A rough and tough blend of action, horror and sledgehammer dystopian satire, 2014’s The Purge: Anarchy provided just about everything you could want from a sequel: it managed to expand on the intriguing premise of its predecessor, with a genre shift from home invasion thriller to Escape From New York-style violence on US streets.
As dreamed up by writer-director James DeMonaco, the Purge series’ backdrop is both ridiculous and oddly believable: in the near future, America has saved itself from financial oblivion by introducing the Purge, an annual event which sees all laws suspended for a period of 12 hours. This “Halloween for grown-ups” fulfils multiple functions, since it allows American citizens to vent their violent tendencies while at the same time wiping out society’s weakest and poorest – thus saving the state a fortune in housing and health care.
By the events of the second sequel, The Purge: Election Year, the annual slaughter has curdled into a kind of right-wing death cult, while an idealistic politician, Senator Charlie Roan (Lost’s Elizabeth Mitchell) is campaigning to bring the Purge to an end. Keen to shut Roan up, America’s despotic leaders plot an assassination attempt – and you can probably guess which night they choose to stage the attack. Fortunately, Roan has Leo Barnes (Frank Grillo, returning from the first film) as her head of security, and together, the pair fight to survive another 12 hours of bloodletting and madness.
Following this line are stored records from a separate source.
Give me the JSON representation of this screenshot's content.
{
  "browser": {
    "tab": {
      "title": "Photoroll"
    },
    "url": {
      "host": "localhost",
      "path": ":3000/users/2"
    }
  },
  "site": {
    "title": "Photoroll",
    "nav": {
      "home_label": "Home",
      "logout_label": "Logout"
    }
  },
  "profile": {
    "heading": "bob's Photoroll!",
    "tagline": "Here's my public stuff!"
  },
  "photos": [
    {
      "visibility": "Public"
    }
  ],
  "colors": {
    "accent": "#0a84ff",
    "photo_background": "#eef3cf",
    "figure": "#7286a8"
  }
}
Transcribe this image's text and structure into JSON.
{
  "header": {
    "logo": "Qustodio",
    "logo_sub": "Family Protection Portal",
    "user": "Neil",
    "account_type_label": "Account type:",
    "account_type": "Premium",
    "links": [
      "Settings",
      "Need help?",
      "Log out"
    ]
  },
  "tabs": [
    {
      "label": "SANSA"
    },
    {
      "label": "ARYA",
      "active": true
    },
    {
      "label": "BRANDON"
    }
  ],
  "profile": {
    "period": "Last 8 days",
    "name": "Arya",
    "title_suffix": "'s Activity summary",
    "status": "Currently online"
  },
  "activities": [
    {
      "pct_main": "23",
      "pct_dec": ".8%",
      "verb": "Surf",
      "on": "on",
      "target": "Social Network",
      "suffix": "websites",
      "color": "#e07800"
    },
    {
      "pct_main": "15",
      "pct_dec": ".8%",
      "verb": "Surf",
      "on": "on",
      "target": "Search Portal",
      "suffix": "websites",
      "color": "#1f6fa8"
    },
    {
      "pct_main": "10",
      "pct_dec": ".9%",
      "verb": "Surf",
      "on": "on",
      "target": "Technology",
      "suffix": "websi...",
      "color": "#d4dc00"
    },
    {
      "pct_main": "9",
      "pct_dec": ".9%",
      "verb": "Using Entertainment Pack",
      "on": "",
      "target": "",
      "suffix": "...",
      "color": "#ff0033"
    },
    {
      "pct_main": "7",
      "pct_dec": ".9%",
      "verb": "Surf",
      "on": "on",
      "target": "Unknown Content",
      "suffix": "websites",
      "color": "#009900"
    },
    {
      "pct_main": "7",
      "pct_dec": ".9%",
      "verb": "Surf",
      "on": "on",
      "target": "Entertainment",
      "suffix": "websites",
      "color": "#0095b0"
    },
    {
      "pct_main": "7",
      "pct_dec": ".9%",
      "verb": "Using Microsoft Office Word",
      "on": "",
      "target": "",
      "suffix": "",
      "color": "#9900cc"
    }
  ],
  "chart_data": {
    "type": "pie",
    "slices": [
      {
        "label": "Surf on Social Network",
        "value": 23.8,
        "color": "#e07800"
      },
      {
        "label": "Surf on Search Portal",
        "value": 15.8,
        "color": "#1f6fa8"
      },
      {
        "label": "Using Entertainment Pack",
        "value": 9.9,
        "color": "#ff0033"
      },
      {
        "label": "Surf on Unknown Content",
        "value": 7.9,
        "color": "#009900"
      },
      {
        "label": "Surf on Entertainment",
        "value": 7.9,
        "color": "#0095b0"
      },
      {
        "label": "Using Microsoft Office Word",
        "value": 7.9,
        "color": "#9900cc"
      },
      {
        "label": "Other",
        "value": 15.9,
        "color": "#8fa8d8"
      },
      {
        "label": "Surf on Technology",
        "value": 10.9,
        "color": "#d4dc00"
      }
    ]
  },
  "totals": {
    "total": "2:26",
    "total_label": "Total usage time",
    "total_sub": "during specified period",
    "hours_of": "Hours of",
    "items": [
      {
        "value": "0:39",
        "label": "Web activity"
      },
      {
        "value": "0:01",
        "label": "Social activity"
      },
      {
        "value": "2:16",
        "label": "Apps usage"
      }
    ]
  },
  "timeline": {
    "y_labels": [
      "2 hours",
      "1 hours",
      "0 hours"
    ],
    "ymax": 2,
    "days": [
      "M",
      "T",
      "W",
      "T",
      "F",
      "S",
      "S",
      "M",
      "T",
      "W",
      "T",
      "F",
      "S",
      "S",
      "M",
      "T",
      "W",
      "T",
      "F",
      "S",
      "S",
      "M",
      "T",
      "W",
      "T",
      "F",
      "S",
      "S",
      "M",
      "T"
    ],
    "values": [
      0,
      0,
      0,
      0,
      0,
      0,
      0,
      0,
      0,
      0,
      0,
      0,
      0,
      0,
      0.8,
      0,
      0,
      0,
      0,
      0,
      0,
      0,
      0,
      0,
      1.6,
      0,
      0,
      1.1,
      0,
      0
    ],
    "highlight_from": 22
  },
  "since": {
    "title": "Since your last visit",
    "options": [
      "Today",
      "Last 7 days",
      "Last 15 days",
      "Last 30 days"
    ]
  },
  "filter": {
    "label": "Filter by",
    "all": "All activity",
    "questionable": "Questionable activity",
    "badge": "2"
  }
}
In The Purge: Anarchy, DeMonaco made a virtue out of his low-budget, with his grainy, digital action sequences giving the perfect sense of grit and grubbiness. Election Year employs the same aesthetic, but something seems to have been lost in the intervening years; where Anarchy was pared down and terse, Election Year feels laboured and verbose.
As before, we’re introduced to a number of secondary characters who may or may not make it through the evening’s festivities, including shop proprietor Joe (Mykelti Williamson), who’s worryingly dedicated to protecting his premises from screaming delinquents; Mexican shop assistant Marcos (Joseph Julian Soria); and Laney (Betty Gabriel), a volunteer medic who selflessly drives around helping the injured. That all these characters are flatly-defined and lacking much in the way of story arcs shouldn’t necessarily matter if a film has enough pace and wit, as Anarchy did. But this time, DeMonaco sets aside more space for his heroes and villains to stand around explaining exactly what’s on their minds in the most painfully obvious terms.
Election Year’s tendency to tell rather than show locks the breaks on what should be another relentless hunt through the streets of Washington DC. The individual elements are certainly all there; a pack of Nazi mercenaries are on the heroes’ trail, while the rest of the city descends into a pit of mask-wearing, trap-setting madness.
DeMonaco’s eye for disturbing, isolated visual non-sequiturs remains intact; blood smeared on a famous statue of Abe Lincoln, screaming victims tied to the hood of a car, a wife warming herself against the glow of her burning husband – with sharp, simple images such as these, he brings his nightmare future vividly to life. But at the same time, the jet-black humour which livened up both Anarchy and the original Purge is notably lacking here. There’s nothing as deliciously off-kilter as the sight of a bunch of rich guys hunting the poor while wearing flat caps and country gear, or wealthy old ladies in dresses and pearls braying at yet another execution.
That intense, Verhoeven-like humour and absurdist brio seems to have all-but deserted Election Year, and what remains is a somewhat flat shoot-em-up that actually feels longer than its relatively concise 110 minutes. For every plus, there’s a minus: Frank Grillo remains a superb lead, yet Elizabeth Mitchell seems bored and distracted as his co-star. Some of the masked lunatics are terrifying, yet the movie lacks a decent central villain to drive the story along. One or two action sequences really pop, yet unlike either of the previous two films, we never quite feel as though the protagonists are in much danger.
What Election Year needed was an approach akin to George Miller’s sublime Mad Max: Fury Road – less conversation, and an innate belief that visceral images are enough to carry the day. The Purge remains a magnetic concept, but sadly, Election Year feels like a sequel plodding through its politicised motions.
The Purge: Election Year is out in UK cinemas now.